··· Recorded information ···

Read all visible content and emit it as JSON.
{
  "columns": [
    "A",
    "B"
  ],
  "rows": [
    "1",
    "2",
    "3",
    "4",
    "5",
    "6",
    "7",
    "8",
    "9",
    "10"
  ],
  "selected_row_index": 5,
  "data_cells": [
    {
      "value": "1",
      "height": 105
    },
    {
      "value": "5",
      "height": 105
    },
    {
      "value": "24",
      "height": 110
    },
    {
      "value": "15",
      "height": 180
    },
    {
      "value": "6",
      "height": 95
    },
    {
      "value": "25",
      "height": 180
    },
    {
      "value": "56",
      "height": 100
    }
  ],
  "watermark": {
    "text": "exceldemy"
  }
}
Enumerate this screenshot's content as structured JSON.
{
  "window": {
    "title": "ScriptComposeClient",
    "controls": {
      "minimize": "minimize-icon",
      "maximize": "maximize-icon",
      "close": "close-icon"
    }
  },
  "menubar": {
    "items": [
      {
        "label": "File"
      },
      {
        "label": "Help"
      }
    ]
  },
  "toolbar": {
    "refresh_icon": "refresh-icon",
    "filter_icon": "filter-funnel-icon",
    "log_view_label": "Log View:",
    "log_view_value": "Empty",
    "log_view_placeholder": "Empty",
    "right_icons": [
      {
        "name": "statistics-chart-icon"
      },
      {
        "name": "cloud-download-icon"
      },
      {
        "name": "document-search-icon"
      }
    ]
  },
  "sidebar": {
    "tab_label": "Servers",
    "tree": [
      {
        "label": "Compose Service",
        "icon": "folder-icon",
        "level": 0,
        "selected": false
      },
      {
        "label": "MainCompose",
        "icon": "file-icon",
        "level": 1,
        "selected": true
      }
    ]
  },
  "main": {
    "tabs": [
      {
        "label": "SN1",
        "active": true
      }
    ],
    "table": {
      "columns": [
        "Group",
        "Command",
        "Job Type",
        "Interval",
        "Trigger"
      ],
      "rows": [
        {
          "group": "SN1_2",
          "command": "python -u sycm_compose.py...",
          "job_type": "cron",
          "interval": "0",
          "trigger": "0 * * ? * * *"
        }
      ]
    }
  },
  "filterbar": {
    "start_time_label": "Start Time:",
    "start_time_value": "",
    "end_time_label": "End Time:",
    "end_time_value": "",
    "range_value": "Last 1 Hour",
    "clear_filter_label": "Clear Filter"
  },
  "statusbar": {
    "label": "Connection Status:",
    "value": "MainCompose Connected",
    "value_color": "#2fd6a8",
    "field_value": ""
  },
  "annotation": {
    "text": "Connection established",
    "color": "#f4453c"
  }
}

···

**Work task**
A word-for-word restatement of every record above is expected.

**Response area**
Read all visible content and emit it as JSON.
{
  "columns": [
    "A",
    "B"
  ],
  "rows": [
    "1",
    "2",
    "3",
    "4",
    "5",
    "6",
    "7",
    "8",
    "9",
    "10"
  ],
  "selected_row_index": 5,
  "data_cells": [
    {
      "value": "1",
      "height": 105
    },
    {
      "value": "5",
      "height": 105
    },
    {
      "value": "24",
      "height": 110
    },
    {
      "value": "15",
      "height": 180
    },
    {
      "value": "6",
      "height": 95
    },
    {
      "value": "25",
      "height": 180
    },
    {
      "value": "56",
      "height": 100
    }
  ],
  "watermark": {
    "text": "exceldemy"
  }
}
Enumerate this screenshot's content as structured JSON.
{
  "window": {
    "title": "ScriptComposeClient",
    "controls": {
      "minimize": "minimize-icon",
      "maximize": "maximize-icon",
      "close": "close-icon"
    }
  },
  "menubar": {
    "items": [
      {
        "label": "File"
      },
      {
        "label": "Help"
      }
    ]
  },
  "toolbar": {
    "refresh_icon": "refresh-icon",
    "filter_icon": "filter-funnel-icon",
    "log_view_label": "Log View:",
    "log_view_value": "Empty",
    "log_view_placeholder": "Empty",
    "right_icons": [
      {
        "name": "statistics-chart-icon"
      },
      {
        "name": "cloud-download-icon"
      },
      {
        "name": "document-search-icon"
      }
    ]
  },
  "sidebar": {
    "tab_label": "Servers",
    "tree": [
      {
        "label": "Compose Service",
        "icon": "folder-icon",
        "level": 0,
        "selected": false
      },
      {
        "label": "MainCompose",
        "icon": "file-icon",
        "level": 1,
        "selected": true
      }
    ]
  },
  "main": {
    "tabs": [
      {
        "label": "SN1",
        "active": true
      }
    ],
    "table": {
      "columns": [
        "Group",
        "Command",
        "Job Type",
        "Interval",
        "Trigger"
      ],
      "rows": [
        {
          "group": "SN1_2",
          "command": "python -u sycm_compose.py...",
          "job_type": "cron",
          "interval": "0",
          "trigger": "0 * * ? * * *"
        }
      ]
    }
  },
  "filterbar": {
    "start_time_label": "Start Time:",
    "start_time_value": "",
    "end_time_label": "End Time:",
    "end_time_value": "",
    "range_value": "Last 1 Hour",
    "clear_filter_label": "Clear Filter"
  },
  "statusbar": {
    "label": "Connection Status:",
    "value": "MainCompose Connected",
    "value_color": "#2fd6a8",
    "field_value": ""
  },
  "annotation": {
    "text": "Connection established",
    "color": "#f4453c"
  }
}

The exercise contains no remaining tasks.